**Work item**
Find the string "Documents" in the material. Copy every line that has it.

**Task input**
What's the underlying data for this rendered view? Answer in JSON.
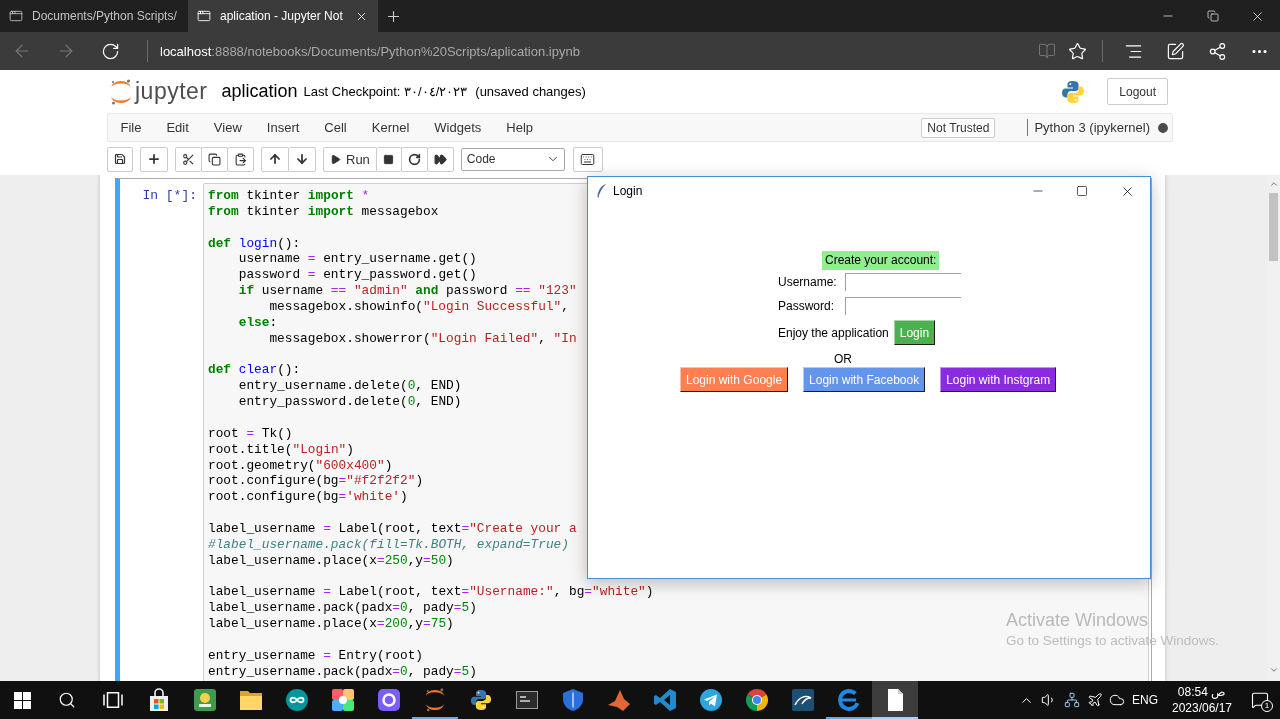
{
  "browser": {
    "tabs": [
      {
        "title": "Documents/Python Scripts/",
        "selected": false
      },
      {
        "title": "aplication - Jupyter Not",
        "selected": true
      }
    ],
    "navigation": {
      "back_disabled": true,
      "forward_disabled": true
    },
    "address": {
      "host": "localhost",
      "rest": ":8888/notebooks/Documents/Python%20Scripts/aplication.ipynb"
    }
  },
  "header": {
    "logo_text": "jupyter",
    "notebook_name": "aplication",
    "checkpoint": "Last Checkpoint: ٣٠/٠٤/٢٠٢٣",
    "save_status": "(unsaved changes)",
    "logout": "Logout"
  },
  "menu_bar": {
    "items": [
      "File",
      "Edit",
      "View",
      "Insert",
      "Cell",
      "Kernel",
      "Widgets",
      "Help"
    ],
    "trust": "Not Trusted",
    "kernel": "Python 3 (ipykernel)",
    "kernel_busy": true
  },
  "toolbar": {
    "run_label": "Run",
    "cell_type": "Code"
  },
  "cell": {
    "prompt": "In [*]:",
    "selected": true,
    "code_blocks": [
      {
        "lines": [
          {
            "tokens": [
              {
                "kind": "keyword",
                "text": "from"
              },
              {
                "kind": "plain",
                "text": " tkinter "
              },
              {
                "kind": "keyword",
                "text": "import"
              },
              {
                "kind": "operator",
                "text": " *"
              }
            ]
          },
          {
            "tokens": [
              {
                "kind": "keyword",
                "text": "from"
              },
              {
                "kind": "plain",
                "text": " tkinter "
              },
              {
                "kind": "keyword",
                "text": "import"
              },
              {
                "kind": "plain",
                "text": " messagebox"
              }
            ]
          }
        ]
      },
      {
        "lines": [
          {
            "tokens": [
              {
                "kind": "keyword",
                "text": "def"
              },
              {
                "kind": "name",
                "text": " login"
              },
              {
                "kind": "plain",
                "text": "():"
              }
            ],
            "children": [
              {
                "tokens": [
                  {
                    "kind": "plain",
                    "text": "username "
                  },
                  {
                    "kind": "operator",
                    "text": "="
                  },
                  {
                    "kind": "plain",
                    "text": " entry_username.get()"
                  }
                ]
              },
              {
                "tokens": [
                  {
                    "kind": "plain",
                    "text": "password "
                  },
                  {
                    "kind": "operator",
                    "text": "="
                  },
                  {
                    "kind": "plain",
                    "text": " entry_password.get()"
                  }
                ]
              },
              {
                "tokens": [
                  {
                    "kind": "keyword",
                    "text": "if"
                  },
                  {
                    "kind": "plain",
                    "text": " username "
                  },
                  {
                    "kind": "operator",
                    "text": "=="
                  },
                  {
                    "kind": "string",
                    "text": " \"admin\""
                  },
                  {
                    "kind": "keyword",
                    "text": " and"
                  },
                  {
                    "kind": "plain",
                    "text": " password "
                  },
                  {
                    "kind": "operator",
                    "text": "=="
                  },
                  {
                    "kind": "string",
                    "text": " \"123\""
                  }
                ],
                "children": [
                  {
                    "tokens": [
                      {
                        "kind": "plain",
                        "text": "messagebox.showinfo("
                      },
                      {
                        "kind": "string",
                        "text": "\"Login Successful\""
                      },
                      {
                        "kind": "plain",
                        "text": ","
                      }
                    ]
                  }
                ]
              },
              {
                "tokens": [
                  {
                    "kind": "keyword",
                    "text": "else"
                  },
                  {
                    "kind": "plain",
                    "text": ":"
                  }
                ],
                "children": [
                  {
                    "tokens": [
                      {
                        "kind": "plain",
                        "text": "messagebox.showerror("
                      },
                      {
                        "kind": "string",
                        "text": "\"Login Failed\""
                      },
                      {
                        "kind": "plain",
                        "text": ", "
                      },
                      {
                        "kind": "string",
                        "text": "\"In"
                      }
                    ]
                  }
                ]
              }
            ]
          }
        ]
      },
      {
        "lines": [
          {
            "tokens": [
              {
                "kind": "keyword",
                "text": "def"
              },
              {
                "kind": "name",
                "text": " clear"
              },
              {
                "kind": "plain",
                "text": "():"
              }
            ],
            "children": [
              {
                "tokens": [
                  {
                    "kind": "plain",
                    "text": "entry_username.delete("
                  },
                  {
                    "kind": "number",
                    "text": "0"
                  },
                  {
                    "kind": "plain",
                    "text": ", END)"
                  }
                ]
              },
              {
                "tokens": [
                  {
                    "kind": "plain",
                    "text": "entry_password.delete("
                  },
                  {
                    "kind": "number",
                    "text": "0"
                  },
                  {
                    "kind": "plain",
                    "text": ", END)"
                  }
                ]
              }
            ]
          }
        ]
      },
      {
        "lines": [
          {
            "tokens": [
              {
                "kind": "plain",
                "text": "root "
              },
              {
                "kind": "operator",
                "text": "="
              },
              {
                "kind": "plain",
                "text": " Tk()"
              }
            ]
          },
          {
            "tokens": [
              {
                "kind": "plain",
                "text": "root.title("
              },
              {
                "kind": "string",
                "text": "\"Login\""
              },
              {
                "kind": "plain",
                "text": ")"
              }
            ]
          },
          {
            "tokens": [
              {
                "kind": "plain",
                "text": "root.geometry("
              },
              {
                "kind": "string",
                "text": "\"600x400\""
              },
              {
                "kind": "plain",
                "text": ")"
              }
            ]
          },
          {
            "tokens": [
              {
                "kind": "plain",
                "text": "root.configure(bg"
              },
              {
                "kind": "operator",
                "text": "="
              },
              {
                "kind": "string",
                "text": "\"#f2f2f2\""
              },
              {
                "kind": "plain",
                "text": ")"
              }
            ]
          },
          {
            "tokens": [
              {
                "kind": "plain",
                "text": "root.configure(bg"
              },
              {
                "kind": "operator",
                "text": "="
              },
              {
                "kind": "string",
                "text": "'white'"
              },
              {
                "kind": "plain",
                "text": ")"
              }
            ]
          }
        ]
      },
      {
        "lines": [
          {
            "tokens": [
              {
                "kind": "plain",
                "text": "label_username "
              },
              {
                "kind": "operator",
                "text": "="
              },
              {
                "kind": "plain",
                "text": " Label(root, text"
              },
              {
                "kind": "operator",
                "text": "="
              },
              {
                "kind": "string",
                "text": "\"Create your a"
              }
            ]
          },
          {
            "tokens": [
              {
                "kind": "comment",
                "text": "#label_username.pack(fill=Tk.BOTH, expand=True)"
              }
            ]
          },
          {
            "tokens": [
              {
                "kind": "plain",
                "text": "label_username.place(x"
              },
              {
                "kind": "operator",
                "text": "="
              },
              {
                "kind": "number",
                "text": "250"
              },
              {
                "kind": "plain",
                "text": ",y"
              },
              {
                "kind": "operator",
                "text": "="
              },
              {
                "kind": "number",
                "text": "50"
              },
              {
                "kind": "plain",
                "text": ")"
              }
            ]
          }
        ]
      },
      {
        "lines": [
          {
            "tokens": [
              {
                "kind": "plain",
                "text": "label_username "
              },
              {
                "kind": "operator",
                "text": "="
              },
              {
                "kind": "plain",
                "text": " Label(root, text"
              },
              {
                "kind": "operator",
                "text": "="
              },
              {
                "kind": "string",
                "text": "\"Username:\""
              },
              {
                "kind": "plain",
                "text": ", bg"
              },
              {
                "kind": "operator",
                "text": "="
              },
              {
                "kind": "string",
                "text": "\"white\""
              },
              {
                "kind": "plain",
                "text": ")"
              }
            ]
          },
          {
            "tokens": [
              {
                "kind": "plain",
                "text": "label_username.pack(padx"
              },
              {
                "kind": "operator",
                "text": "="
              },
              {
                "kind": "number",
                "text": "0"
              },
              {
                "kind": "plain",
                "text": ", pady"
              },
              {
                "kind": "operator",
                "text": "="
              },
              {
                "kind": "number",
                "text": "5"
              },
              {
                "kind": "plain",
                "text": ")"
              }
            ]
          },
          {
            "tokens": [
              {
                "kind": "plain",
                "text": "label_username.place(x"
              },
              {
                "kind": "operator",
                "text": "="
              },
              {
                "kind": "number",
                "text": "200"
              },
              {
                "kind": "plain",
                "text": ",y"
              },
              {
                "kind": "operator",
                "text": "="
              },
              {
                "kind": "number",
                "text": "75"
              },
              {
                "kind": "plain",
                "text": ")"
              }
            ]
          }
        ]
      },
      {
        "lines": [
          {
            "tokens": [
              {
                "kind": "plain",
                "text": "entry_username "
              },
              {
                "kind": "operator",
                "text": "="
              },
              {
                "kind": "plain",
                "text": " Entry(root)"
              }
            ]
          },
          {
            "tokens": [
              {
                "kind": "plain",
                "text": "entry_username.pack(padx"
              },
              {
                "kind": "operator",
                "text": "="
              },
              {
                "kind": "number",
                "text": "0"
              },
              {
                "kind": "plain",
                "text": ", pady"
              },
              {
                "kind": "operator",
                "text": "="
              },
              {
                "kind": "number",
                "text": "5"
              },
              {
                "kind": "plain",
                "text": ")"
              }
            ]
          }
        ]
      }
    ]
  },
  "login_window": {
    "title": "Login",
    "heading": "Create your account:",
    "fields": [
      {
        "label": "Username:"
      },
      {
        "label": "Password:"
      }
    ],
    "note": "Enjoy the application",
    "login_button": "Login",
    "separator": "OR",
    "social_buttons": [
      {
        "label": "Login with Google",
        "color": "#ff7f50"
      },
      {
        "label": "Login with Facebook",
        "color": "#6495ed"
      },
      {
        "label": "Login with Instgram",
        "color": "#8a2be2"
      }
    ]
  },
  "activation_notice": {
    "title": "Activate Windows",
    "hint": "Go to Settings to activate Windows."
  },
  "taskbar": {
    "apps": [
      {
        "kind": "store",
        "running": false,
        "focused": false
      },
      {
        "kind": "tile",
        "running": false,
        "focused": false
      },
      {
        "kind": "folder",
        "running": false,
        "focused": false
      },
      {
        "kind": "infinity",
        "running": false,
        "focused": false
      },
      {
        "kind": "palette",
        "running": false,
        "focused": false
      },
      {
        "kind": "pad",
        "running": false,
        "focused": false
      },
      {
        "kind": "arcs",
        "running": true,
        "focused": false
      },
      {
        "kind": "snake",
        "running": false,
        "focused": false
      },
      {
        "kind": "terminal",
        "running": false,
        "focused": false
      },
      {
        "kind": "shield",
        "running": false,
        "focused": false
      },
      {
        "kind": "peak",
        "running": false,
        "focused": false
      },
      {
        "kind": "ribbon",
        "running": false,
        "focused": false
      },
      {
        "kind": "plane",
        "running": false,
        "focused": false
      },
      {
        "kind": "wheel",
        "running": false,
        "focused": false
      },
      {
        "kind": "dolphin",
        "running": false,
        "focused": false
      },
      {
        "kind": "swirl",
        "running": true,
        "focused": false
      },
      {
        "kind": "page",
        "running": true,
        "focused": true
      }
    ],
    "language": "ENG",
    "time": "08:54 ص",
    "date": "2023/06/17",
    "notifications": "1"
  }
}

**Output of the exercise**
        "title": "Documents/Python Scripts/",
      "rest": ":8888/notebooks/Documents/Python%20Scripts/aplication.ipynb"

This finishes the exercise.